- Applications that shepherd data stores for other applications, such as contacts and photos, expose them through data structures called ContentProviders.
- Gtalk, Google’s communication protocol built on XMPP, is provided not only for instant messaging but for data-passing between applications on different systems.
- The Android Interface Definition Language (AIDL) facilitates the definition of data passed between services.
Efficiency in Android
Android applications are written in Java and compiled into an Android-specific bytecode interpreted by the runtime, which is called Dalvik. (Google expects other languages eventually to be ported to Dalvik’s bytecode.) I’m sure there is a penalty paid both for the use of Java instead of C or C++ and for using the interprocess communications (notably intents) described in the previous section. But Google presenters today listed several ways they cut down on runtime demands:
- Dalvik is register-based instead of stack-based, which makes it more efficient.
- Dalvik lets processes share system classes.
- An application can bundle a native library, but that library is used only with that application
- Android includes a libc based on OpenBSD and NetBSD libraries but adapted for an embedded environment. Although it’s probably present to support other standard libraries, it may be useful for developers trying to squeeze more performance from an application.
Android as both open and open-ended
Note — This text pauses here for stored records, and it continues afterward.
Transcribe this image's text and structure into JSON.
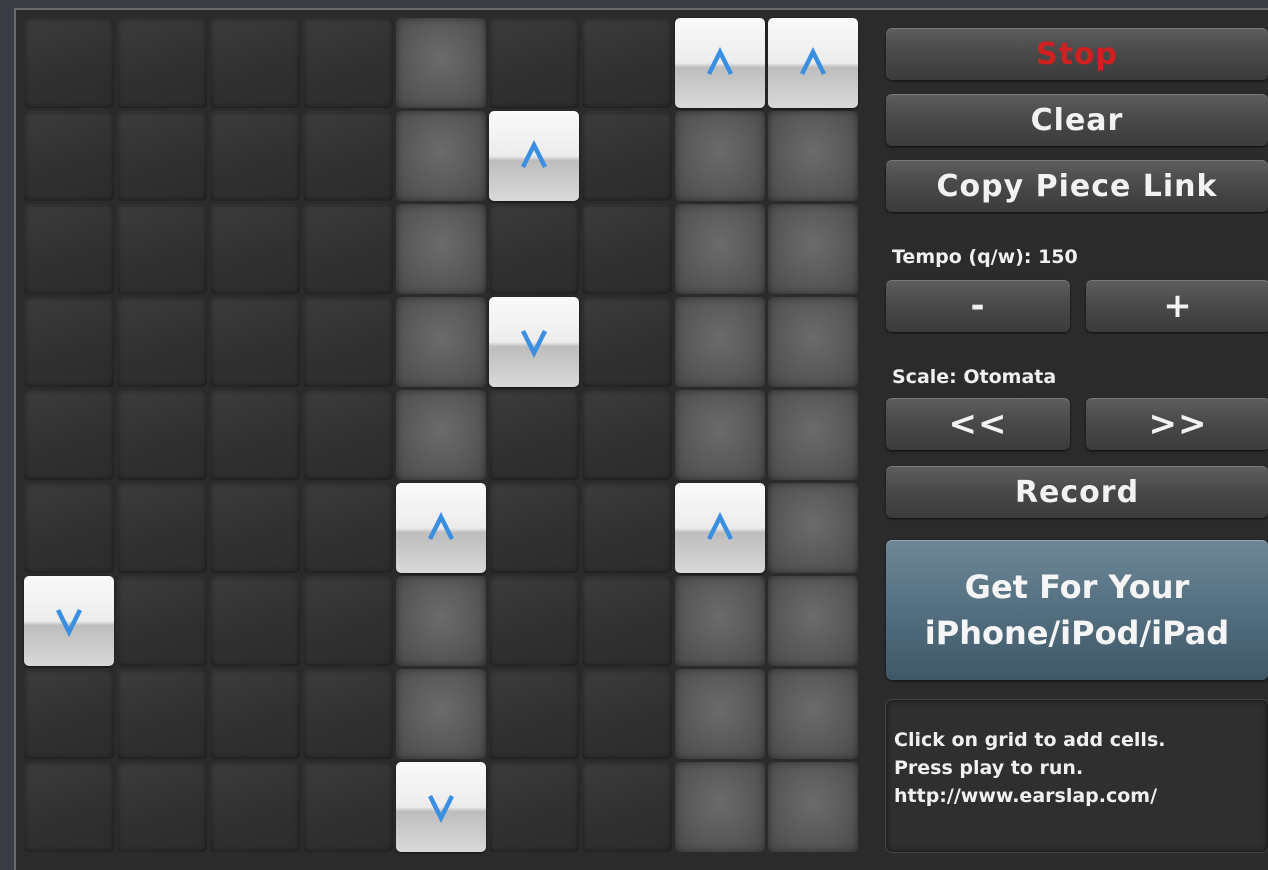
{
  "grid": {
    "columns": 9,
    "rows": 9,
    "highlighted_columns": [
      4,
      7,
      8
    ],
    "cells": [
      {
        "row": 0,
        "col": 7,
        "dir": "up"
      },
      {
        "row": 0,
        "col": 8,
        "dir": "up"
      },
      {
        "row": 1,
        "col": 5,
        "dir": "up"
      },
      {
        "row": 3,
        "col": 5,
        "dir": "down"
      },
      {
        "row": 5,
        "col": 4,
        "dir": "up"
      },
      {
        "row": 5,
        "col": 7,
        "dir": "up"
      },
      {
        "row": 6,
        "col": 0,
        "dir": "down"
      },
      {
        "row": 8,
        "col": 4,
        "dir": "down"
      }
    ]
  },
  "controls": {
    "stop_label": "Stop",
    "clear_label": "Clear",
    "copy_link_label": "Copy Piece Link",
    "tempo_label": "Tempo (q/w): 150",
    "tempo_minus": "-",
    "tempo_plus": "+",
    "scale_label": "Scale: Otomata",
    "scale_prev": "<<",
    "scale_next": ">>",
    "record_label": "Record"
  },
  "promo": {
    "line1": "Get For Your",
    "line2": "iPhone/iPod/iPad"
  },
  "info": {
    "line1": "Click on grid to add cells.",
    "line2": "Press play to run.",
    "line3": "http://www.earslap.com/"
  },
  "colors": {
    "arrow": "#3a8fe0",
    "stop_text": "#d02020"
  }
}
Google’s announcement of Android followed on the heels of Apple’s release of the iPhone. Google did not manage to steal Apple’s thunder, because the carefully controlled iPhone interface remains the standard by which other interfaces are measured.
The iPhone’s API tells you what you can do and how each effect will be rendered, right down to available coloring. Android provides some structure in its graphics libraries, and a variety of panel types to help ensure attractive layouts as screen resolutions change, but as an open platform it leaves the developer a lot more leeway.
I’m hoping that user interface guidelines will appear soon, along with higher-level libraries to provide an attractive and standard look and feel. I imagine device manufacturers or service providers will jump into the breech with competing standards.
I’m uncomfortable when I think, as an historical analogy, that the wide-open X Window System took a couple decades to develop anything resembling a sleek and efficient look and feel. But I’m heartened to think that the Darwinian culling of interfaces will be faster on Android than on X, because Android is open. Unlike the early decades of X, where companies kept a firm hold over the toolkits and window managers, Android allows a user to install any window manager that catches his or her fancy.
The promise of openness
I have heard a lot more excitement over the concept of Android–and its support by a large number of equipment manufacturers, service providers, and software vendors in the Open Handset Alliance–than the APIs themselves. In a world of computing that seems inexorably trending toward openness, we’ll see whether the promise of Android gives it momentum.
Because Android will be released under an Apache license (as soon as Google feels the code has reached the 1.0 stage), application developers don’t have to release their source code. Even developers working on the challenge can submit binaries while withholding source code. This policy may facilitate participation.
The biggest promise of Android is to lower the barriers for participation in the mobile world so that we’ll hopefully see:
- Local businesses and other organizations offering Wi-Fi-based and Bluetooth-based services over municipal networks, disintermediating the expensive services provided by cell phone companies.
- Applications suited to developing countries, where mobile phone usage is popular and growing, but whose needs differ from the developed countries where most applications are currently written.
- Social networking and creative mash-ups in Web 2.0 fashion, creating new value that is bigger than the sum of its parts.